(Saved data entries)

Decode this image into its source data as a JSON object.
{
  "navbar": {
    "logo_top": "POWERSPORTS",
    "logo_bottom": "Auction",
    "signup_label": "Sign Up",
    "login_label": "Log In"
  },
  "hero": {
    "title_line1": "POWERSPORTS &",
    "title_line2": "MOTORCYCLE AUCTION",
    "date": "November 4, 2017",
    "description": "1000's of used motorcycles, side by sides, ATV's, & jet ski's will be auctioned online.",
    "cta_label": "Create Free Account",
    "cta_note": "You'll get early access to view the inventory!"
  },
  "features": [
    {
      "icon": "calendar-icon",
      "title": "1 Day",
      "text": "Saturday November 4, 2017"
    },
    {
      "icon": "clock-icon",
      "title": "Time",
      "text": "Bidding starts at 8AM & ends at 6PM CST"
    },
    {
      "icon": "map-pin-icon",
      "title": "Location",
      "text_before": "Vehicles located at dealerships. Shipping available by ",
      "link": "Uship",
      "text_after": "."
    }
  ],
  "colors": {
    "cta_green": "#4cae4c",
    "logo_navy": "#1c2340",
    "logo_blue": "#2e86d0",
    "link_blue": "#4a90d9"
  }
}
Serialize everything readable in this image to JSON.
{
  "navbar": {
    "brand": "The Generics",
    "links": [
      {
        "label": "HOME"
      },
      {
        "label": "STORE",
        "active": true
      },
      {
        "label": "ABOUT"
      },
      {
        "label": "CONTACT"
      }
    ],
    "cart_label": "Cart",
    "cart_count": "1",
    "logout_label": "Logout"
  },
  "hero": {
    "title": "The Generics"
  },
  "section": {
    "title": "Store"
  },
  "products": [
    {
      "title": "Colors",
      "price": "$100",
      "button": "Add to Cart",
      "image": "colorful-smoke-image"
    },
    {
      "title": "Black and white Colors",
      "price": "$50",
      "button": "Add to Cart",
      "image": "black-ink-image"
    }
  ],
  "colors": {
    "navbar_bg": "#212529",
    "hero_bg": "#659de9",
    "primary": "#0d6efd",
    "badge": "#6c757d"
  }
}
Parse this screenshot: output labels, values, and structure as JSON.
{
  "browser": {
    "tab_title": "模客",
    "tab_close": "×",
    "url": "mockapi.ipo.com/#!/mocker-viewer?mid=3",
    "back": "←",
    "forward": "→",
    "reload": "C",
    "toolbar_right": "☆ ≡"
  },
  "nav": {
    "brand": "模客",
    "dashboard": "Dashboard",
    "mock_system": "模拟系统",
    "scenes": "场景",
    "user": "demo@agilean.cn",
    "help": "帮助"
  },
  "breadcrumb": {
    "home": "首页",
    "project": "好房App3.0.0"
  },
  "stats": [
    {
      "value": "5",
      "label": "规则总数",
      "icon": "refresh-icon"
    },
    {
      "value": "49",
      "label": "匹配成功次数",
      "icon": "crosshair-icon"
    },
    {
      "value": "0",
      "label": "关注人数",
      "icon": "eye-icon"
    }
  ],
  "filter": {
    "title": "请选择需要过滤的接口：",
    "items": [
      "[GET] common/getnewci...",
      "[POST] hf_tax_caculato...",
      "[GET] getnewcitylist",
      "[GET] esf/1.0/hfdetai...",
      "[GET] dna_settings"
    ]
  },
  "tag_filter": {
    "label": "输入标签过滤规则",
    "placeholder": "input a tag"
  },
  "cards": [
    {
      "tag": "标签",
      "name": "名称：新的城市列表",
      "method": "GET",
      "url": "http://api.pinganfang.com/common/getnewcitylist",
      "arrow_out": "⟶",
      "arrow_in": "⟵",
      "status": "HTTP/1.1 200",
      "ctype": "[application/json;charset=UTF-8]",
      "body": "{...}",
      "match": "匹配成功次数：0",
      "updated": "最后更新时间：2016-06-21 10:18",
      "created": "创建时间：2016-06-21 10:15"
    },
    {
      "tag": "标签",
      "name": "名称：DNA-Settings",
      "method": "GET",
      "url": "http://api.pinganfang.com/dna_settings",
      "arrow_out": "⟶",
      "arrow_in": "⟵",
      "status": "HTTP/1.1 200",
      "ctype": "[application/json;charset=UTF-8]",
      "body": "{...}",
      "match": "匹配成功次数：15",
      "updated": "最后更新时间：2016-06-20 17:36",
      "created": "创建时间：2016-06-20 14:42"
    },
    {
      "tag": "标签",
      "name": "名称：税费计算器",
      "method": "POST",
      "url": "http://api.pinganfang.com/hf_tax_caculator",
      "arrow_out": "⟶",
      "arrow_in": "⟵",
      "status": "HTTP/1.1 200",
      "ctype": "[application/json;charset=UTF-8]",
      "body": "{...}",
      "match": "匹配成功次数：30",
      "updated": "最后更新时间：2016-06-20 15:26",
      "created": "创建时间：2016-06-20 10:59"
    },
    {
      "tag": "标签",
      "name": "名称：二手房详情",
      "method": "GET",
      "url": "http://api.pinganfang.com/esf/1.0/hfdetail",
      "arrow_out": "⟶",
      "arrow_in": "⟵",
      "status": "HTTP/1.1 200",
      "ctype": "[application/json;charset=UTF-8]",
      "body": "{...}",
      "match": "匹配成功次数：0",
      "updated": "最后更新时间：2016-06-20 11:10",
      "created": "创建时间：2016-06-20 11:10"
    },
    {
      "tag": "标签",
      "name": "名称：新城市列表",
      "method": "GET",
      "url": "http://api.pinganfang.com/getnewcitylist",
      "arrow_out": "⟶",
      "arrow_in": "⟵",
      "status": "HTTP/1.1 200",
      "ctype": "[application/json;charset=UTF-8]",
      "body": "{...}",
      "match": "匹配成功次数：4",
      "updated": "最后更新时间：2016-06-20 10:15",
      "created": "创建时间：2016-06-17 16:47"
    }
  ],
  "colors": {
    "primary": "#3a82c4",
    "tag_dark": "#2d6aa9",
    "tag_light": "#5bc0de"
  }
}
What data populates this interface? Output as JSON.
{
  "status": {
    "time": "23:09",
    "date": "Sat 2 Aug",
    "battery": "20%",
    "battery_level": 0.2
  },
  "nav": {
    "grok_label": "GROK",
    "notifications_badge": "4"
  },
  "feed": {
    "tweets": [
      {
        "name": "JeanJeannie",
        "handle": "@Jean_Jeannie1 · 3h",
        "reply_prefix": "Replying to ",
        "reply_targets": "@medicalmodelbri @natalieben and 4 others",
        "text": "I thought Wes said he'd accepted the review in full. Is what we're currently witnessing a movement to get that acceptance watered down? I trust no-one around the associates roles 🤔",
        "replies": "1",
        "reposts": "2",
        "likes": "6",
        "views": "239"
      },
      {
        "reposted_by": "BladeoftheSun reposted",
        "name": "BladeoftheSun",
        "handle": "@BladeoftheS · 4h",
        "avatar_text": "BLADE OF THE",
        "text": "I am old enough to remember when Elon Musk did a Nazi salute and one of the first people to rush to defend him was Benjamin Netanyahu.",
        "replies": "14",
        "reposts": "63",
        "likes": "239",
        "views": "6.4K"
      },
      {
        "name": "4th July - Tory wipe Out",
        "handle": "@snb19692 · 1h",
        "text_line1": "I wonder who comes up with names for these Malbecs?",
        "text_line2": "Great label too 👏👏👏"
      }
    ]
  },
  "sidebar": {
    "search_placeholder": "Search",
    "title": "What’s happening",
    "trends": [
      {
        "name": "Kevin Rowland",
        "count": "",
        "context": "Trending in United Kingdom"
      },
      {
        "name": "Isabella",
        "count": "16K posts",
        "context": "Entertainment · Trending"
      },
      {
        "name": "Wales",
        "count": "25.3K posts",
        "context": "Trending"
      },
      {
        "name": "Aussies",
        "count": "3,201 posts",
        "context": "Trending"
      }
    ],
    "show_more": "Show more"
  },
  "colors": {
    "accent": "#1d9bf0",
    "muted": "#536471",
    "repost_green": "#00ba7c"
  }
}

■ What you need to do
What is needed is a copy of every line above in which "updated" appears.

■ Finished task
      "updated": "最后更新时间：2016-06-21 10:18",
      "updated": "最后更新时间：2016-06-20 17:36",
      "updated": "最后更新时间：2016-06-20 15:26",
      "updated": "最后更新时间：2016-06-20 11:10",
      "updated": "最后更新时间：2016-06-20 10:15",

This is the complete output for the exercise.